Back in August 2023, Winter wrote about other Feeding Our Future/DHS connections,

About half of the people charged by the U.S. Department of Justice with stealing hundreds of millions from a federal program to feed children during the pandemic have been paid tens of millions more in state money for services such as providing child care and assisting seniors and people with disabilities. 

Half. In her August report, Winter added that the U.S. Attorney prosecuting the Feeding Our Future fraud was reportedly looking into “adult day care issues.”

Rereading Winter’s August report I was drawn to her coverage of Defendant No. 34, Sharmarke Issa. You will recall Issa making headlines when he was first indicted in September 2022 in the Feeding scandal as he had been recently re-appointed by Mayor Jacob Frey to chair the city’s Housing board. Issa was appointed to run the Minneapolis Public Housing Authority even though he was a resident of nearby Edina.

The U.S. Attorney alleges that Issa took $7.4 million out of the free-food programs through a restaurant Issa owns and a nonprofit Issa founded in May 2020.

Winter reported that Issa also owned SM Adult Day Services, Inc., an outfit licensed and funded by DHS. From fiscal years 2020 through 2022, Issa’s facility took in over $1 million from DHS, government records confirm.

SM Adult Day continues to operate under the same name and at the same south Minneapolis location. However, in 2022, it was re-incorporated as SM Adult Day Services LLC, (presumably under new management and ownership?).

Since SM’s reorganization as an LLC, the facility has received $335,000 in DHS funding. However, DHS issued the facility a correction order in September 2023.

Back in 2020, when it was still run by Issa under SM Inc., the facility was separately enrolled in the free-food program under Feeding Our Future with a capacity to feed its maximum DHS authorized population of 85 clients

Issa was indicted along with another Mayoral employee, Defendant No. 6, Abdi Salah. Allegedly, Salah and Issa purchased a rental property together with alleged Feeding Our Future proceeds.
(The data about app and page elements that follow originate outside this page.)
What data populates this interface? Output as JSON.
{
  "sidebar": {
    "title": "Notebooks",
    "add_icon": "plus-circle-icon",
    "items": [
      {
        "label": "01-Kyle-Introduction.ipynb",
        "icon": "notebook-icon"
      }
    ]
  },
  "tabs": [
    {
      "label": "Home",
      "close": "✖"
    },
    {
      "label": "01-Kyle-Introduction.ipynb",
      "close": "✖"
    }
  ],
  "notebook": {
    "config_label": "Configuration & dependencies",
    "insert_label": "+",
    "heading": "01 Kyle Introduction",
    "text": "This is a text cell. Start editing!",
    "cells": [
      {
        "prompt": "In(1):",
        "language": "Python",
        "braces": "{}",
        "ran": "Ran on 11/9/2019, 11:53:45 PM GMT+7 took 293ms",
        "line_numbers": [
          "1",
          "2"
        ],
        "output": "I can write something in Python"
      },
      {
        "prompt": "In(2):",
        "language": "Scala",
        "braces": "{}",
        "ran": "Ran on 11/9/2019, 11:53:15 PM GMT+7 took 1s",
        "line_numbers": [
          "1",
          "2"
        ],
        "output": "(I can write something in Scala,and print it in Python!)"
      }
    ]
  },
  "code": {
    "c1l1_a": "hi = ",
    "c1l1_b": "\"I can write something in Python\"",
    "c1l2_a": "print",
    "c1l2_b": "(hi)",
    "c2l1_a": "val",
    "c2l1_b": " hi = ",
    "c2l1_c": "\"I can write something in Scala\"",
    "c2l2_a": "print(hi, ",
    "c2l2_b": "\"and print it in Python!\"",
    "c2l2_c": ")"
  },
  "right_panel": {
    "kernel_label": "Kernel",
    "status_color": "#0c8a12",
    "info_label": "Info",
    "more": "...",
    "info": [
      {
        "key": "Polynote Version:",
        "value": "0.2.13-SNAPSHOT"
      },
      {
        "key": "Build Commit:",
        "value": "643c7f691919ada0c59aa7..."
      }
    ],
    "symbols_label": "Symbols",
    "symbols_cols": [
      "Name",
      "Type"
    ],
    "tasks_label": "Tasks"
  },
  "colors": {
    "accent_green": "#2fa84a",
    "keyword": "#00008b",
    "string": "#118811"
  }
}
As for Mayor Frey, the media has reported that–not only did he hire two of the Defendants– he accepted a total of $9,000 in campaign donations in 2021 from nine future defendants, including Salah.

Looking back at 2020, Frey accepted a $250 donation from Issa, and another $250 donation from Defendant No. 35, another alleged Issa collaborator.

On that same day in 2020, Frey received an additional $1,250 from donors with the last name Issa and another $250 from Salah’s spouse at the time. Three of the Issa’s listed SM Adult Day Care as their employer.

The wheel goes round and round.